Darwin’s theoretical innovation was a not the idea of evolution but a new mechanism for its occurrence. A very speculative mechanism, of course—scientific objections to his theory were warranted and widespread. Why should advantageous traits spread through the population? Wouldn’t they end up diluted, swamped by the prevailing disadvantageous traits? And how did these traits arise at all? And could complex traits really develop like this? The 20th Century culture of laboratory testing and mathematical modelling expanded, quantified and reinforced Darwin’s ideas to answer such questions—it is largely through the work of 1930s scientists such as J.B.S. Haldane and R.A. Fisher that today’s “modern synthesis” theory was born. Darwin is not the author of modern evolutionary theory, and to credit theories to the first person to contribute “significant” work is a dubious practice. So is he really the “father” of biology?
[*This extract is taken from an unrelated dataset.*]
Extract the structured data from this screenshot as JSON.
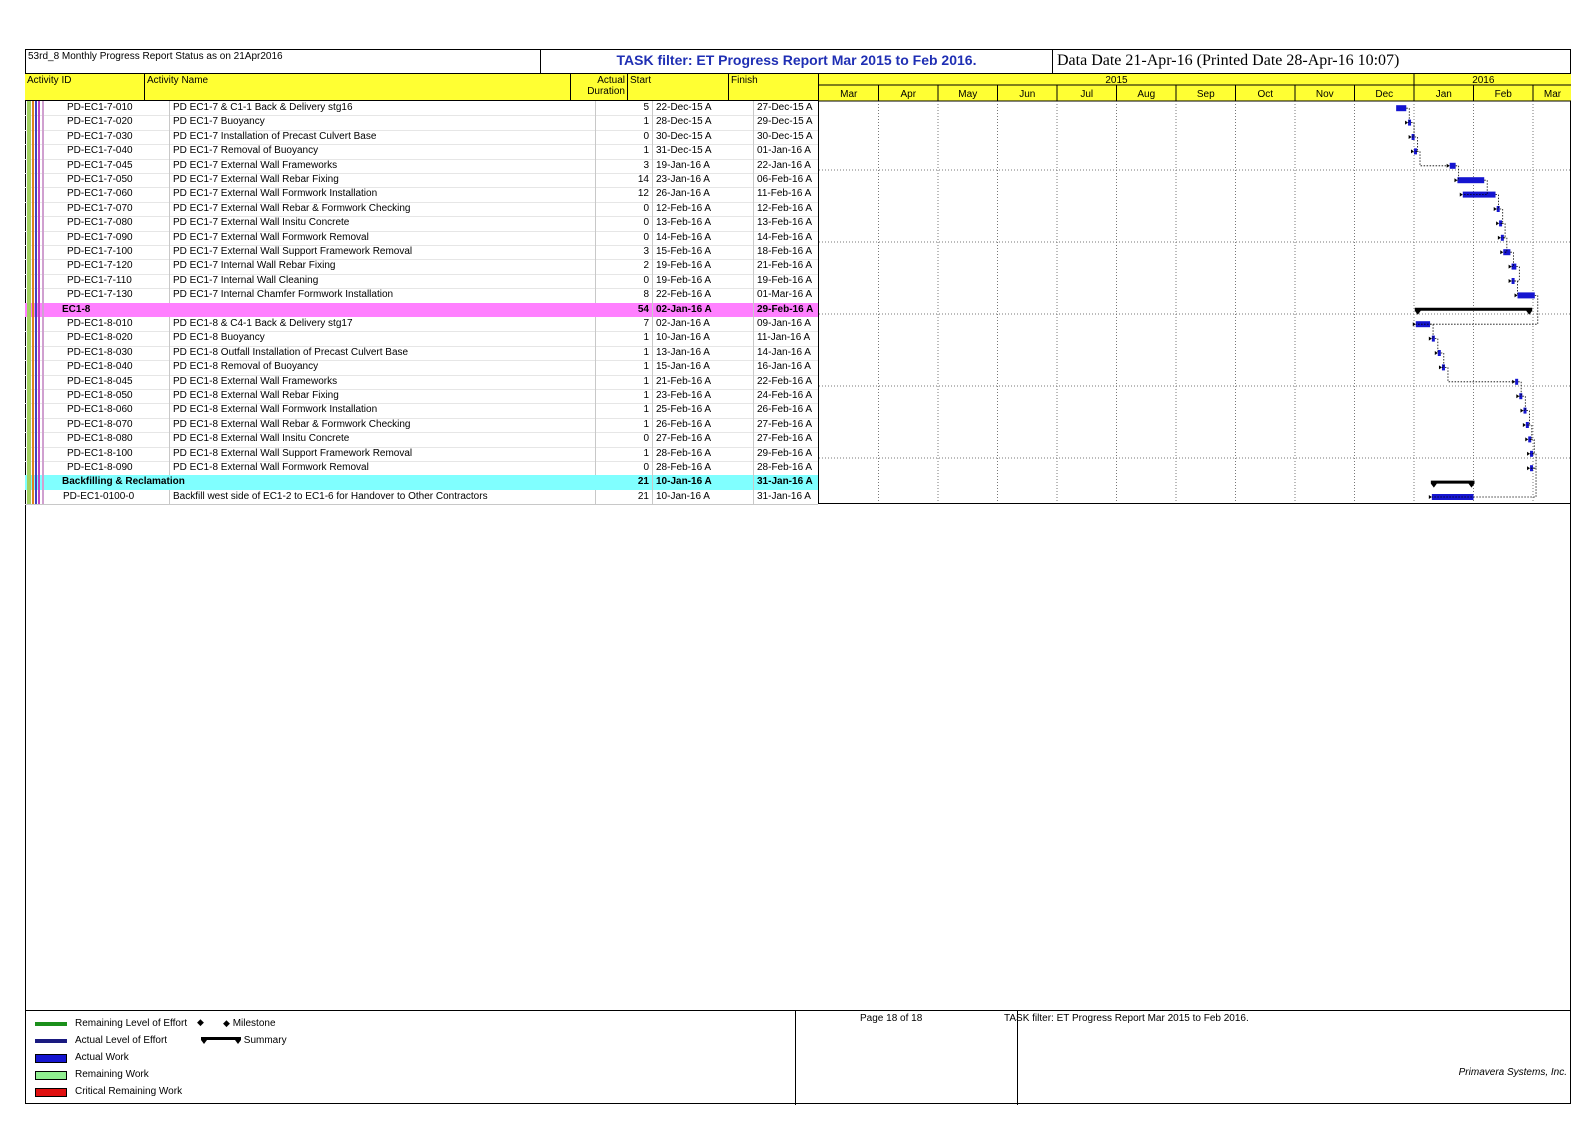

I think so, but not because of his idea. Darwin was venerated long before the notion of natural selection had acquired the widespread acceptance it enjoys today. He was given a state funeral, celebrated as a genius, venerated on his first centenary, largely by people who judged his central hypothesis to be wrong. It was his personal virtues, his fatherly qualities no less, that earned him the reverence he continues to receive. Darwin is portrayed as the iconic “gentleman of science”: wise, moral, conscientious, companionable and modest. And no amount of industrial historical research has disproved the hypothesis that really did live up to these attributes.
When allies like Ernst Haeckel defended natural selection through brash confrontation, Darwin advised them against it. While Huxley, “Darwin’s bulldog,” forcefully took the argument for evolution to its critics, Darwin (for reasons of health and modesty) confined himself to his home at Down, Kent, where he lived with his devoutly Unitarian wife, Emma. When correspondents asked Darwin if his theory was incompatible with Creationism and other Christian beliefs, he gave guarded replies, professing to be “muddled” by the matter; and the thorny issue of the origins of man was never broached in the Origin. Despite his doubts on matters of religious doctrine, he continued to support his local parish church; and though appearing increasingly to withhold belief in God in later life, he preferred the neologism “agnostic” to the more confrontational “atheist.”
Darwin’s work is a testament to the value of perseverance and painstaking effort. Lucky enough to have the inherited wealth necessary to avoid paid work, he filled his time with science. He was a careful and gifted writer, and his bewildering attention to detail in the study of barnacles, of botany, of domesticated animals, and of fancy pigeons in the groundwork for the Origin upheld his overt commitment to the “inductive method”: in the code of 19th Century men of science, this amounted to the imperative that obsessive fact collection must come before speculative theorizing.
In later life, he mentored countless botanists through correspondence: Down became the hub of an international network of botanical knowledge. Darwin’s enterprise was truly collective, and the many friends he made in scientific circles ensured his immaculate reputation. Darwin’s theory of evolution was the first deemed respectable by the genteel scientific community because the man behind it was respected. The virtues that earned him this status continue to impress and inspire his disciples today.